| Data to examine |
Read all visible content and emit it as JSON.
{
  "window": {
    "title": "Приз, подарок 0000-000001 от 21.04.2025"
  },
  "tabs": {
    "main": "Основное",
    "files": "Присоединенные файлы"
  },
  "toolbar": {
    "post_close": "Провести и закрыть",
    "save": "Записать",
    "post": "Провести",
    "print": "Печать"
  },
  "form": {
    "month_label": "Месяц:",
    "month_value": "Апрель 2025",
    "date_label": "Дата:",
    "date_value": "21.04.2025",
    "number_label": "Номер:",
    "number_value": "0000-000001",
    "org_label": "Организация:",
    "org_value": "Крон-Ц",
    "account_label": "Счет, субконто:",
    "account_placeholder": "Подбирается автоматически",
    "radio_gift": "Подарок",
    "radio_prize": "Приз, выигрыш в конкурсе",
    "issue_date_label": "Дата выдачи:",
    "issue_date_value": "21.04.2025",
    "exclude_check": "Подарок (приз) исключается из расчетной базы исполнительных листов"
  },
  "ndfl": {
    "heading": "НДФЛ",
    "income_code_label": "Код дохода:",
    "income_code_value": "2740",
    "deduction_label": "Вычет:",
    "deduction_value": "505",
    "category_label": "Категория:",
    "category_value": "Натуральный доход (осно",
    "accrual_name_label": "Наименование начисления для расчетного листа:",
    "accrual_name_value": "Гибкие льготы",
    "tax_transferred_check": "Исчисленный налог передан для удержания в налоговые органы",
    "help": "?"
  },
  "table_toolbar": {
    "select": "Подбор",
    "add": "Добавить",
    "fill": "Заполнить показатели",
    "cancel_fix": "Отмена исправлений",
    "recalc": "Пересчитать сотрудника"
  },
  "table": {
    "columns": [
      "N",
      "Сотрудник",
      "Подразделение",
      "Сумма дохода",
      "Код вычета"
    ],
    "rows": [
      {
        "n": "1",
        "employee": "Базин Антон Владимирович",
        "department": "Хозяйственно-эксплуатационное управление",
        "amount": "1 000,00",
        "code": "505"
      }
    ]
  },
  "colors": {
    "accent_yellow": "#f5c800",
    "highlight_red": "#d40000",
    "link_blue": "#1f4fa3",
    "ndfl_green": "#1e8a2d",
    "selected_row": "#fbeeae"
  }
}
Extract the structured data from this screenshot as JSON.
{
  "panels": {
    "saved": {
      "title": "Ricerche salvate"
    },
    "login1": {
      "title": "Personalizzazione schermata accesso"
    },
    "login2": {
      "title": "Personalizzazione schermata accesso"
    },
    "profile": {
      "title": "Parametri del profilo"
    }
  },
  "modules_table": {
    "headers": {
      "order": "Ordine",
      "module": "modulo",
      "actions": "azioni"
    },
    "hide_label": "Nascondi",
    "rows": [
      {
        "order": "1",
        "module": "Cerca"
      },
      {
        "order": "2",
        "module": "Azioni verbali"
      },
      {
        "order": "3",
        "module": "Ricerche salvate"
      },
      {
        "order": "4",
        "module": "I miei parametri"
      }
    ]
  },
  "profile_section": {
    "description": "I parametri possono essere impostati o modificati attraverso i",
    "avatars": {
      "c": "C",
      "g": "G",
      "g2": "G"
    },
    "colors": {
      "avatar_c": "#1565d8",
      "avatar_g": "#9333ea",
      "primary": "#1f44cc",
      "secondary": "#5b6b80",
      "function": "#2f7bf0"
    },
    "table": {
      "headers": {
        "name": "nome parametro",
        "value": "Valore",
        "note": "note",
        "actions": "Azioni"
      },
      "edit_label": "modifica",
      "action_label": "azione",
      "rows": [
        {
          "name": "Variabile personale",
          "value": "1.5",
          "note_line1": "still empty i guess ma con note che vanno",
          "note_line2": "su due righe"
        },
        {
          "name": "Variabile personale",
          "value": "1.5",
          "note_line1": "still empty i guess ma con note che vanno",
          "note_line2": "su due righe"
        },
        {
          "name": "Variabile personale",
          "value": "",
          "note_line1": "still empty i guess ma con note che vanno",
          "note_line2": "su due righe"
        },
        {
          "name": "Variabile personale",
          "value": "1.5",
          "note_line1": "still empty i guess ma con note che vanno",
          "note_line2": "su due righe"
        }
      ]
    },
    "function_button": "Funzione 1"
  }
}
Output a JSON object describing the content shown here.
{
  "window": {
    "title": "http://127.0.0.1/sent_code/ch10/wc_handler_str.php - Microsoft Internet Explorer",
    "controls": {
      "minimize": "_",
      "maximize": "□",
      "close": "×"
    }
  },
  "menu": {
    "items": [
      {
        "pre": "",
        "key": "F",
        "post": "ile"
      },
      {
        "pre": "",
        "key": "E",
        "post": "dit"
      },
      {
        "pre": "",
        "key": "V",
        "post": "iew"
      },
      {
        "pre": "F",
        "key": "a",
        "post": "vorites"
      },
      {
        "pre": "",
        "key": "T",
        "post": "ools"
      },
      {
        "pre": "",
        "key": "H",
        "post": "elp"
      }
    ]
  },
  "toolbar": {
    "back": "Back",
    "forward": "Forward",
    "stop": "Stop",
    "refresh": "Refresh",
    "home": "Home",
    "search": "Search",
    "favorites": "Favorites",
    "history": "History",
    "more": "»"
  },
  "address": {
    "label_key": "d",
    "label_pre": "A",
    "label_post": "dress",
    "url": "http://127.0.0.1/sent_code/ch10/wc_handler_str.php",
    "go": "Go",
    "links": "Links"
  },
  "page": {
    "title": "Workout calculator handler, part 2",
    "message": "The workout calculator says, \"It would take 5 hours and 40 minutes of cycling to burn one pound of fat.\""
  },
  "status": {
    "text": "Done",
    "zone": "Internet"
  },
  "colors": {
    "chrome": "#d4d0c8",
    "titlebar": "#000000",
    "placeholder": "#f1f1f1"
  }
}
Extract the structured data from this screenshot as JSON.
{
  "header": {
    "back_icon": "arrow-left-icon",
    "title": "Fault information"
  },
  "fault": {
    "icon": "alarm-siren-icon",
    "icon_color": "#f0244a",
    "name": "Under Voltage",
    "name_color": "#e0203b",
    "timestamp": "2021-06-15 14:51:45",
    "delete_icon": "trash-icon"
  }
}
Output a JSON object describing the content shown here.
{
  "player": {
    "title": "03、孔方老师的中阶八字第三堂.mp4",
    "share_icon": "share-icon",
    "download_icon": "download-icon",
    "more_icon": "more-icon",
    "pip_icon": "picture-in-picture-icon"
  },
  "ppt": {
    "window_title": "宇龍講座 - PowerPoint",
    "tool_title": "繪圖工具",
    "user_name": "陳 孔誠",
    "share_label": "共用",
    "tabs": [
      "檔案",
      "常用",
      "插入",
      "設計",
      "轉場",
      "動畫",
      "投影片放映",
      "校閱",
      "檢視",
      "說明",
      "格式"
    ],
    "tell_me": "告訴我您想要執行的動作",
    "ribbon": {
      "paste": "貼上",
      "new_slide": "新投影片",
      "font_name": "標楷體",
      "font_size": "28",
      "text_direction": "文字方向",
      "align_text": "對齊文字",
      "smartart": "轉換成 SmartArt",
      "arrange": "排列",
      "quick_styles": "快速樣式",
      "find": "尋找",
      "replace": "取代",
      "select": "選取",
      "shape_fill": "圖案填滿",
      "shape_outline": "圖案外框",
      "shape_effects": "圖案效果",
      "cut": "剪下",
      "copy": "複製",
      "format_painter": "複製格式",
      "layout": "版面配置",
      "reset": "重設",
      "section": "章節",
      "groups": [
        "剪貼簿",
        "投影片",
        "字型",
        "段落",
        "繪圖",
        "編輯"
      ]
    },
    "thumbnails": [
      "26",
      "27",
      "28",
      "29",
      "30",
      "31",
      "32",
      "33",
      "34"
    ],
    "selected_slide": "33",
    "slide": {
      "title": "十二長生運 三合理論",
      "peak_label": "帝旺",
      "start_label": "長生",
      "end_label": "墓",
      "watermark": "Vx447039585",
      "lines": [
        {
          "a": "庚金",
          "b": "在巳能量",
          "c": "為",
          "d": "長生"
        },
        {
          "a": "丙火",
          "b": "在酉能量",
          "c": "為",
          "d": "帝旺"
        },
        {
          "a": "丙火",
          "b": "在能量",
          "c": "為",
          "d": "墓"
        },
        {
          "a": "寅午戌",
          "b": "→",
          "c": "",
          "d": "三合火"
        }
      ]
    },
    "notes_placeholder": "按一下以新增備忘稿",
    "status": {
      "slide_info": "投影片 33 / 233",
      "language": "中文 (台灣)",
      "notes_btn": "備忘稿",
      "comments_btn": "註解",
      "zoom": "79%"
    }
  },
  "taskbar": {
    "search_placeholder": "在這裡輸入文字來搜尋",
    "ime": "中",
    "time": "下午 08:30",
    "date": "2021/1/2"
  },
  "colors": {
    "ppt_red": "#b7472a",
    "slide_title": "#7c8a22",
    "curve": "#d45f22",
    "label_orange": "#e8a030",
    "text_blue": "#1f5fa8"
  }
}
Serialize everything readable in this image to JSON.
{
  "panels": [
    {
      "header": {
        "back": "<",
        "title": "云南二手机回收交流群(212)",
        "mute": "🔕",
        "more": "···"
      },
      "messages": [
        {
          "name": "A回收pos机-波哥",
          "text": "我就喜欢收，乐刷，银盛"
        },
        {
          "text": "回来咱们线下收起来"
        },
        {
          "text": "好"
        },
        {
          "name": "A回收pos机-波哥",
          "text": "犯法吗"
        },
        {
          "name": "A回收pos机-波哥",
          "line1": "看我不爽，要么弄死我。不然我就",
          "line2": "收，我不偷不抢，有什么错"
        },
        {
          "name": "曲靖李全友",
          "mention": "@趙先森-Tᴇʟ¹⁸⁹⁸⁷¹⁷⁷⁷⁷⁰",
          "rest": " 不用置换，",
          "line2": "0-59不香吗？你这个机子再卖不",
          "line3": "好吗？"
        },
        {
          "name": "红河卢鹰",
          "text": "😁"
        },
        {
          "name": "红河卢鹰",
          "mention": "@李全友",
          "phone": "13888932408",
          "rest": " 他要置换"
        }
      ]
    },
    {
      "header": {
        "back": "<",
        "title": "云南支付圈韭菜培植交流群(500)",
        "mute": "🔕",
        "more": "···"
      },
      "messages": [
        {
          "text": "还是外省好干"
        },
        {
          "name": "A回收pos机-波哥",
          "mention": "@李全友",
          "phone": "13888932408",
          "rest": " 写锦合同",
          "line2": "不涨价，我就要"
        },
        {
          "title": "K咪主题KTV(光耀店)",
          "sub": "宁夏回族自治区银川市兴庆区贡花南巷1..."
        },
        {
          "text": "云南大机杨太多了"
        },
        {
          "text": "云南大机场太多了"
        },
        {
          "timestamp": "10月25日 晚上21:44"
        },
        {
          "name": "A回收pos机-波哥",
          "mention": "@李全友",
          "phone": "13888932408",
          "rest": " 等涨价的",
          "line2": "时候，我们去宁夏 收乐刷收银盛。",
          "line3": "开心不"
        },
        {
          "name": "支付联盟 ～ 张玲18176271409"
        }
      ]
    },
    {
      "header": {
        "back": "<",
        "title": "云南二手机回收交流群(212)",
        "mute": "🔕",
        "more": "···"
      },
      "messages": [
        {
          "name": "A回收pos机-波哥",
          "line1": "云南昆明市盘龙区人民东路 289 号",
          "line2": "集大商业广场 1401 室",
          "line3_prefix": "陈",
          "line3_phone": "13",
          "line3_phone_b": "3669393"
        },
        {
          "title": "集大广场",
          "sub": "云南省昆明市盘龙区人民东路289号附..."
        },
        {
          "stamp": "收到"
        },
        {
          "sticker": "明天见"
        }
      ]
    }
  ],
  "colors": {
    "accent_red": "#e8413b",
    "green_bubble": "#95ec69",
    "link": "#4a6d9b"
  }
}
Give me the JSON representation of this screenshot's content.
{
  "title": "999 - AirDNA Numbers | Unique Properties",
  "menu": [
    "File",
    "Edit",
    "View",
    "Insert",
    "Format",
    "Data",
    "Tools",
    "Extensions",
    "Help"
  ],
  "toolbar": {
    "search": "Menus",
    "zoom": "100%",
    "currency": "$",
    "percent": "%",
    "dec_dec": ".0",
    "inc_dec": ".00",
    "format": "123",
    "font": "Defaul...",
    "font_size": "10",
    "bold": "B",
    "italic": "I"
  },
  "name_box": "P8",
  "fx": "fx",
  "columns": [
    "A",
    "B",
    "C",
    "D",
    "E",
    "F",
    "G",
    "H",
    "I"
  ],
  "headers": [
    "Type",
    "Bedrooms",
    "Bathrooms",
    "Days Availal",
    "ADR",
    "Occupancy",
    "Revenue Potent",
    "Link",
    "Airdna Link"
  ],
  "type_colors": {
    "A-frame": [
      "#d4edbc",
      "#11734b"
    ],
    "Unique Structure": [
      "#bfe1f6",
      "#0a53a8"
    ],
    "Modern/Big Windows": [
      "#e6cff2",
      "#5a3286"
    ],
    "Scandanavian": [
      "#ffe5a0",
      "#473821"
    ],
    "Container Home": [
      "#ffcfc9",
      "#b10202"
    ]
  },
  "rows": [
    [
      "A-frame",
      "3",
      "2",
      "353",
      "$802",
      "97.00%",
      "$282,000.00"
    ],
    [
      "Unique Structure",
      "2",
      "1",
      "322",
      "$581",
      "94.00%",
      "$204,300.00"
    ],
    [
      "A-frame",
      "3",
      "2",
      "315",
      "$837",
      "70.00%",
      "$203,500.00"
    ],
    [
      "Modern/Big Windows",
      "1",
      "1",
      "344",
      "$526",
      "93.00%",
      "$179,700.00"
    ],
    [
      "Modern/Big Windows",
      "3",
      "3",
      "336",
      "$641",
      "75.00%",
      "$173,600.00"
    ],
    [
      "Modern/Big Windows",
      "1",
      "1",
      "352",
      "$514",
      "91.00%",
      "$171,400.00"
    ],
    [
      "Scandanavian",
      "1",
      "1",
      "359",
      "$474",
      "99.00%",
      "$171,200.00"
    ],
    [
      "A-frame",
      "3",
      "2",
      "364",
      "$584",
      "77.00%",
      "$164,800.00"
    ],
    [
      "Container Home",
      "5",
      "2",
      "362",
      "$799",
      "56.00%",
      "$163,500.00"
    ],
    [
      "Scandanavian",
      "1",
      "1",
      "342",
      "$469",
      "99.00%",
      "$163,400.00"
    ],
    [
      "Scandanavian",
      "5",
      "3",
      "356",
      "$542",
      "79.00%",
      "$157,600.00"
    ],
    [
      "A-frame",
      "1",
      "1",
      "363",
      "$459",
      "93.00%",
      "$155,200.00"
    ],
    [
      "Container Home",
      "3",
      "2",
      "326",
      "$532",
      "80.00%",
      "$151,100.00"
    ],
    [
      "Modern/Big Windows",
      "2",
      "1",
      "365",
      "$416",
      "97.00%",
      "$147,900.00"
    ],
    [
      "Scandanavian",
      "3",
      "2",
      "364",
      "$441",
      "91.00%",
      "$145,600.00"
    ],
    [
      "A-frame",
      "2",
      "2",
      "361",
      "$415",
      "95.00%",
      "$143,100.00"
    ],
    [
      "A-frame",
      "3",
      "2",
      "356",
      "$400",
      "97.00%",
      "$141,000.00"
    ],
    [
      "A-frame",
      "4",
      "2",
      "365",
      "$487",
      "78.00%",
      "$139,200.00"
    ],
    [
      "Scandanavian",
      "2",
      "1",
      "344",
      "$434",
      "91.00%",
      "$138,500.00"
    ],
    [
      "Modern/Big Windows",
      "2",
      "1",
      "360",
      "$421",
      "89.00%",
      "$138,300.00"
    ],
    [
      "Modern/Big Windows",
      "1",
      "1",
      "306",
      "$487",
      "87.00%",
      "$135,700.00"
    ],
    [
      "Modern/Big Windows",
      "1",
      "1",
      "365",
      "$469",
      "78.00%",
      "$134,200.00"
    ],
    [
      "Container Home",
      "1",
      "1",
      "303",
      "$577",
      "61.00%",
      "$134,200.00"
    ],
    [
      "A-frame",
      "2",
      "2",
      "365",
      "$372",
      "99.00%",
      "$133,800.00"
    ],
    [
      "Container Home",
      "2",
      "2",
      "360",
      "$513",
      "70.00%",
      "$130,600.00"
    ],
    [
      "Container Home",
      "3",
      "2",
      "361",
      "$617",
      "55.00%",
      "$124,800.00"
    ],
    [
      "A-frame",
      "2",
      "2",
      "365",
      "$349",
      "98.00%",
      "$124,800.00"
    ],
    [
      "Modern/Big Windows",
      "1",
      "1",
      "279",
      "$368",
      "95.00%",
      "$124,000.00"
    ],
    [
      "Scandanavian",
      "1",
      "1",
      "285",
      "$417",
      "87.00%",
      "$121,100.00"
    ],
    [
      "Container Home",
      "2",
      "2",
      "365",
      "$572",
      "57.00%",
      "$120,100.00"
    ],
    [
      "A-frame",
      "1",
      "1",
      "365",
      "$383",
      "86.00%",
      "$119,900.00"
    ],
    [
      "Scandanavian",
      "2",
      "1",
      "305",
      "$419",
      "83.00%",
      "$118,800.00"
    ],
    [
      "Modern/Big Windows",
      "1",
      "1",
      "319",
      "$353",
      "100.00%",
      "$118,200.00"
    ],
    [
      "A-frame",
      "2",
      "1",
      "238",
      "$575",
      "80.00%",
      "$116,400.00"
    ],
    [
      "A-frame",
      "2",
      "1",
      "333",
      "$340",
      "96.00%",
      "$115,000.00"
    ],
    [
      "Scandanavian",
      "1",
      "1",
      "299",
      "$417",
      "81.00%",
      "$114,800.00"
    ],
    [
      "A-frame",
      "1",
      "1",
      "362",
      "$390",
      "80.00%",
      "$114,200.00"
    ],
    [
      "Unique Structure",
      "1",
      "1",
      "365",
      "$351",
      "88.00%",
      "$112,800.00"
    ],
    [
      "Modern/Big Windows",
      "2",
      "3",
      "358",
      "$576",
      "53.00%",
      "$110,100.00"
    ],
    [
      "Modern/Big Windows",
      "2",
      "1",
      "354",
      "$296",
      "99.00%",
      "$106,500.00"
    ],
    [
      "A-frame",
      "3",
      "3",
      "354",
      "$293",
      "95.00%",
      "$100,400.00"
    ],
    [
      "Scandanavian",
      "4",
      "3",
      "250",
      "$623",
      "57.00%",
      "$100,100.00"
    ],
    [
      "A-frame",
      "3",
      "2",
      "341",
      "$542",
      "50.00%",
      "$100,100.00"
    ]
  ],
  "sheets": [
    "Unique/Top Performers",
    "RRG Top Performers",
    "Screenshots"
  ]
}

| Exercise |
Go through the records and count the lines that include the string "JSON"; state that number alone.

| Answer to this exercise |
7